Allowing a collapse in the microfinance sector could negate overall COVID economic relief measures.
MFIs that are in a precarious position because of the liquidity squeeze described above won’t be in a position to provide this critical credit. This will be compounded by MFIs being unable to access further credit from wholesale lenders such as banks as their collection efficiency will plummet during and after lockdown. In financial situations like this, where there is considerable reduction in consumer demand and a broader economic slowdown, banks become risk averse – even more so when dealing with the poorest segments of society and the institutions that serve them.
Recommendations for Policymakers and Regulators
Going forward, we’d make the following recommendations, which can also be found in the recent CFI policy brief:
Authorities must carefully consider the appropriateness of blanket moratoriums for all institutions and build some flexibility into the policy.
As we’ve seen so far in Egypt, offering only a partial moratorium to MFI clients has so far proven successful and has eased the impact on the MFIs. The risks of poorly-thought out moratoriums don’t just apply to MFIs, either: a recent stress test by the Bank of Uganda showed that more than half of Uganda’s commercial banks would have collapsed if the central bank had enforced a three-month customer loans repayments holiday at the onset of the COVID-19 pandemic. In India, industry experts are starting to worry about the impact that twice-extended moratoriums will have on the banks. As The Economist notes, “Much of the RBI’s early response to the pandemic involved protecting borrowers.

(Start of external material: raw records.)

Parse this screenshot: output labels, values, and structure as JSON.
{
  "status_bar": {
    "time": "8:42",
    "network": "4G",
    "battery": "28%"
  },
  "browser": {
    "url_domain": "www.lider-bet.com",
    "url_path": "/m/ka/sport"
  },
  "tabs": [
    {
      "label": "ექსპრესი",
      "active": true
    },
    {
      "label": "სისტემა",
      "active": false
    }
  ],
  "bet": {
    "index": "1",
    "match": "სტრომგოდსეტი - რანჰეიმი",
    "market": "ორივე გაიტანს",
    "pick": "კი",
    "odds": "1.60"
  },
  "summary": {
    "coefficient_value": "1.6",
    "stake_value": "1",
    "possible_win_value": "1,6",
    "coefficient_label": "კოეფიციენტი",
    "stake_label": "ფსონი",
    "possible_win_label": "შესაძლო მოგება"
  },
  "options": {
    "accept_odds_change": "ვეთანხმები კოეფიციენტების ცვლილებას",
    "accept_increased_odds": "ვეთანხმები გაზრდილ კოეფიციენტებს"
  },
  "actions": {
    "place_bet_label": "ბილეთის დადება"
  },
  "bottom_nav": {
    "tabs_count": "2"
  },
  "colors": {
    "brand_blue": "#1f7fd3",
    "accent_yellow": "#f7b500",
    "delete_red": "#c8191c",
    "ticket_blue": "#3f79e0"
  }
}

It may yet find itself being forced to step in to save some lenders.”
Moratorium mandates must be clearly thought out and communicated uniformly across all institutions.
Moratorium announcements can be very confusing to consumers and financial institutions alike. Regulators and policymakers must articulate clearly who the moratoriums apply to, and announcements affecting different groups should occur at the same time to avoid confusion. If moratoriums are to be made optional, say by letting customers opt in, the procedures should be simple, straightforward and clearly communicated. There should also be a clear understanding between the regulator and financial institutions on how they wish to see the moratoriums carried out, with measures in place to ensure that instructions are carried out accordingly. For example, merely recommending that banks extend moratoriums to their MFI clients without following up to ensure this is happening will probably not deliver the results that central banks want to see.
Policymakers and regulators were caught off guard by the pandemic, and are struggling to do everything they can to alleviate the suffering people are facing. While moratoriums were implemented with good intentions, the effects may end up being detrimental in the long run.